By Mona Eltahawy, a New York-based commentator who writes and lectures on Arab and Muslim issues (THE WASHINGTON POST, 14/08/08):
Confession: I’m a total sucker for the Olympic opening ceremonies. Not the pyrotechnics and razzle-dazzle but the athletes’ procession. When the Egyptian team arrives, I choke up and wave at the screen as if they could hear my cheers.
As an Egyptian, Muslim woman, I was proud last week to see 26 women on my country’s Olympic team. I was delighted to see a woman carrying the flag for Bahrain’s team and another doing so for the team from the United Arab Emirates — the first woman to represent her country at the Olympics.

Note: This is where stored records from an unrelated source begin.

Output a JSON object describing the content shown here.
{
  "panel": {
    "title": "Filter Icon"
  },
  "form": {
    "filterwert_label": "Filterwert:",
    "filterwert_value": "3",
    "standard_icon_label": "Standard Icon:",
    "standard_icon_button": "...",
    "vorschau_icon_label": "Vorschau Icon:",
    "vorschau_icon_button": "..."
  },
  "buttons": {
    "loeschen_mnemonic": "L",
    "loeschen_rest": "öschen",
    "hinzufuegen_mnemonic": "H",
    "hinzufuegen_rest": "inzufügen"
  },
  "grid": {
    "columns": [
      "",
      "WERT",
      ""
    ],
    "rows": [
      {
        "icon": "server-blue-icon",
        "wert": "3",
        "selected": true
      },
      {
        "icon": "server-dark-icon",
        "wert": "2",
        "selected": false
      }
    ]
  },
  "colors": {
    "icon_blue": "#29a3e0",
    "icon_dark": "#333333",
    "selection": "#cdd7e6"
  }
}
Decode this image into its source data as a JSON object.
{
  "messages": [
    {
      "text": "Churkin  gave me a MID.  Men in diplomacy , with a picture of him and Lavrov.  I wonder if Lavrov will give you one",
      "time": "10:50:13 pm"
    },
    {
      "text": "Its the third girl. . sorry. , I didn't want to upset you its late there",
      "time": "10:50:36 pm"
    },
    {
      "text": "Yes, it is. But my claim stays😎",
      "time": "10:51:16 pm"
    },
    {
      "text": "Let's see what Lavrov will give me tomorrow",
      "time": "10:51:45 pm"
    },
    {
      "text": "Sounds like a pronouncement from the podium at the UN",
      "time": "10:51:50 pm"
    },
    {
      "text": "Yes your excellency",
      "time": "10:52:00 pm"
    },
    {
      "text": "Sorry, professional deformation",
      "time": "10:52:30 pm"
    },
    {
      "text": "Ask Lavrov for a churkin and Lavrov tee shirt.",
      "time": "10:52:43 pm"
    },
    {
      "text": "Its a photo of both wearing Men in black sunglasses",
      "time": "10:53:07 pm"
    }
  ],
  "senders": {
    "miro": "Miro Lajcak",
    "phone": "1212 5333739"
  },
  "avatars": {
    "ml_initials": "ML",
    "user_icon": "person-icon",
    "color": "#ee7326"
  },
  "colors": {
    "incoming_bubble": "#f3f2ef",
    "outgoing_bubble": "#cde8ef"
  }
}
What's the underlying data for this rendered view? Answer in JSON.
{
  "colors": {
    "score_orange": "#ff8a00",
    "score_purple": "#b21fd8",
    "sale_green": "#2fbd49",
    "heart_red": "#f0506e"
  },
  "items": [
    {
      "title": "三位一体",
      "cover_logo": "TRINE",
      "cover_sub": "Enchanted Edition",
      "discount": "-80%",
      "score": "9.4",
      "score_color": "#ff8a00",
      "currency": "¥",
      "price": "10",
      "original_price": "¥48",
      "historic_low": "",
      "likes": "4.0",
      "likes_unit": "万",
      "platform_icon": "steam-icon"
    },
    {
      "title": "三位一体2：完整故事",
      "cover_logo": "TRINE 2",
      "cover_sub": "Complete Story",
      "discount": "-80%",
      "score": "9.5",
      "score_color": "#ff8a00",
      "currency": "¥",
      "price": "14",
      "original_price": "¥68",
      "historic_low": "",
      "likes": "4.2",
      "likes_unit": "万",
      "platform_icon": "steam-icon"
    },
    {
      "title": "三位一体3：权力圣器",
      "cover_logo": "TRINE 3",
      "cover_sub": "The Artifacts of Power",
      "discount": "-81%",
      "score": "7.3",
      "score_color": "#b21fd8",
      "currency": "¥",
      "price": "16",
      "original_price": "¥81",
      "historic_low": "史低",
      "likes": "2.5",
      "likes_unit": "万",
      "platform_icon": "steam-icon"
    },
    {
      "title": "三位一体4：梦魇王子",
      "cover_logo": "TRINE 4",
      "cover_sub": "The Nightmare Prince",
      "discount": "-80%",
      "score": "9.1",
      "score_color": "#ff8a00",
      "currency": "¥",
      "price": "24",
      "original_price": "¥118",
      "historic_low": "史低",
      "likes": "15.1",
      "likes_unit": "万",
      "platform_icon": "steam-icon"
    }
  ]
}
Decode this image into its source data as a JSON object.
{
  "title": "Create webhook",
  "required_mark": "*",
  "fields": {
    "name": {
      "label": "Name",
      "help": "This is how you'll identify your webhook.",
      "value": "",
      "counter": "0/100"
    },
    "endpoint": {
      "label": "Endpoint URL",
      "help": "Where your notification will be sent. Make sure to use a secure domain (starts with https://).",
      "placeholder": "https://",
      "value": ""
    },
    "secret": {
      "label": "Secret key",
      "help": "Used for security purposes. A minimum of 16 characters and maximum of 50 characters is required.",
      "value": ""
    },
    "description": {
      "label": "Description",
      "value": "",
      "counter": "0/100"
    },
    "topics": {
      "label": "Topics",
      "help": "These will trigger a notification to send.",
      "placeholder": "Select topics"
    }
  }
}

But then the Saudi delegation marched into the “bird’s nest” stadium. And I wanted to yell: “Yo, Saudi Arabia, how come there ain’t no sisters on the team?”
It is time to protest the Saudis’ brazen disregard for women. If Saudi Arabia won’t put women on the team, then tell them not to bother showing up at the London Olympics in 2012.
Another country with no women on its team in Beijing is Qatar, which might seem especially galling since Qatar wants to host the 2016 Olympics. But the reason there are no women on the 2008 Qatari team is not that authorities keep them out: When Qatar hosted the 2006 Asian Games, 43 Qatari women competed. None qualified for the Beijing Olympics.
With practice and improvement, Qatari women could compete in London in 2012. Not so Saudi women. They have no chance to qualify because they are prohibited from playing sports of any kind. Ultra-conservative clerics have deemed women’s sports sinful.
If you’re wondering how sports could be a sin, look no further than a 2006 book by Saudi religious scholar Muhammed al-Habdan. “This is exactly what the disbelievers in the West want,” he wrote. “Their plan is to lure Muslim women out of their homes and subsequently out of their headscarf too.”
Besides the plotting of the West, another danger is the all-too temptatious women themselves. Habdan says girls might be attracted to each other after seeing their classmates in leotards and tight tops. That is why, he says, “good” Saudi girls do not disrobe — to change into those leotards and tight tops, for example — outside their homes.
I loved to play tennis and badminton at school, and these days I love to watch my 5-year-old niece at soccer practice. I can only laugh at such rantings.
The procession of teams in Beijing last Friday undermined Habdan’s arguments that women’s sports were a conspiracy by “Western disbelievers.” How wonderful it was to see dozens of Muslim female athletes who run, fence and lift weights, marching in the knowledge that they are role models not just for their countrywomen but for all Muslim girls who love sports.
Nor is Habdan’s hyper-sexualized ranting on leotards a concern. Some of those Muslim female athletes in Beijing wore headscarves, as did Sheikha Maitha Bint Mohammed bin Rashid Al Maktoum, the 28-year old who carried the flag for the UAE and who will compete in tae kwon do. Others, like the women on the Algerian team, wore skirts and high heels. Their clothes were not immodest or immoral.
The presence of all these Muslim women at the Olympics is a clear message to the world — and to conservative clerics — that there is nothing in Islam that stops them from competing in the sports they love.
Saudi women are fighting back. A few days before the Beijing Games opened, Saudi women’s rights activist Wajeha al-Huwaider posted a video on YouTube protesting the ban on women’s sports in her country. Others are directly challenging the ban by playing soccer and basketball without permission and learning to ride horses. Determined to be recognized, they are risking state anger and punishment.
Religious authorities banned an all-women’s marathon and soccer match, but the Jeddah United women’s basketball team makes public appearances as part of its fight against such bans.
The Jeddah United players have a natural ally in Moroccan Olympic gold medalist Nawal El Moutawakel, who this week became the first Muslim woman elected to the International Olympic Committee’s executive board. In 1984, Moutawakel became the first woman from a Muslim-majority country to win a gold medal.
She must tell Saudi Arabia that it’s time to have women on the team — and time for the Olympic board to insist that Saudi Arabia abide by the IOC charter, which bans discrimination of any kind.